Yesterday night, Monday, the program “Open Dialog” confirmed for me the idea that debate, when is not free and spontaneous, remains a monologue of several voices. It was precisely the absence of controversy that characterized the guests of Loly Estevez, among whom were Alfredo Guevara, Eduardo Heras Leon, Desiderio Navarro, Roberto Fernandez Retamar and Corina Mestre. A certain call to “not dissent” before the cameras could be guessed behind the descriptive and generic tone of the speeches. They didn’t even allow the possibility of taking calls from the audience, which in other broadcasts of the same program had elevated the temperature of the discussion.
The omissions, as almost always, were more significant than what was expressed aloud. Desiderio Navarro was the only one who mentioned, very subtly, the intellectual controversy from the months of January and February. As a “media slip” Navarro characterized the appearance of Pavon, Serguera and Quesada on Cuban TV, a fact that acted as a trigger for the exchange of emails questioning the cultural policy of the Revolution.
“Open Dialog” yesterday was a deposit of triumphalist phrases used to characterize the current debates that precede the Congress of the UNEAC (Cuban Artists and Writers Union), which contrast with the corrosive assertions made in those meetings by a good portion of the Cuban intellectual class. The “polemicists” repeated phrases like “a nation can’t live with its back turned to debate,” “we can’t yield the issues to the enemy,” “we need to include more of the Youth in constructive criticism.” All of this was said under the watch of Fidel Castro and Jose Marti who, looking on from two Raul Martinez paintings, formed part of the decoration of the set.
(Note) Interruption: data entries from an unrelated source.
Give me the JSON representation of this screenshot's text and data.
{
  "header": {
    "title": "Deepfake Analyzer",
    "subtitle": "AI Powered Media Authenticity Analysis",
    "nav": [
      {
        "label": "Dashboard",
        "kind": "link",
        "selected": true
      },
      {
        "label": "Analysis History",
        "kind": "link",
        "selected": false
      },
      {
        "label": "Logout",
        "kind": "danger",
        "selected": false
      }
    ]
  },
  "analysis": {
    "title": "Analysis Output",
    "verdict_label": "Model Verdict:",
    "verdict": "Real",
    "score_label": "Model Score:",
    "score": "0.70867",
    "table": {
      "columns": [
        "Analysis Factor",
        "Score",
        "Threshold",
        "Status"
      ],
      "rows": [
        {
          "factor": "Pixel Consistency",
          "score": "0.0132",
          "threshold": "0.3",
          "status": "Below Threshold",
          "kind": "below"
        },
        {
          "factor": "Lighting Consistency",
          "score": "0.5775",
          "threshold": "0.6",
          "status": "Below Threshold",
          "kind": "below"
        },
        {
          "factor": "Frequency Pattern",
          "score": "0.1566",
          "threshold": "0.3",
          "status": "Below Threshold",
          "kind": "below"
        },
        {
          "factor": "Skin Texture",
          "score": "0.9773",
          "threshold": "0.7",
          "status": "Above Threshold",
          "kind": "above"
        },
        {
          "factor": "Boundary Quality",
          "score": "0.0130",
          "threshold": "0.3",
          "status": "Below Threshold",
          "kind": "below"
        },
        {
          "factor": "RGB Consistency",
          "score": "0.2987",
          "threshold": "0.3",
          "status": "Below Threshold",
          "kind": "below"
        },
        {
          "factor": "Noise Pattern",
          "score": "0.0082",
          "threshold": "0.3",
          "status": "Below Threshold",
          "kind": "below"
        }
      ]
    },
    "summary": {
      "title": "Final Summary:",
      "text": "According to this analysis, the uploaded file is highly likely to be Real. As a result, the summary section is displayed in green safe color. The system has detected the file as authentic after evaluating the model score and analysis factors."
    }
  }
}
Of course, none of the participants dared say that “debate must be between all Cubans, regardless of the political affiliation or ideological preferences.” Nor did they question why is it that culture must be discussed between the pundits, when it belongs to everybody. What “the email skirmish” (also known as Words of the Intellectuals) left us has evidently been absorbed and re-arranged by those in charge of the culture. Last night, instead of fuel to continue debating, the audience was shown the inflexible limits of a “debate between revolutionaries.”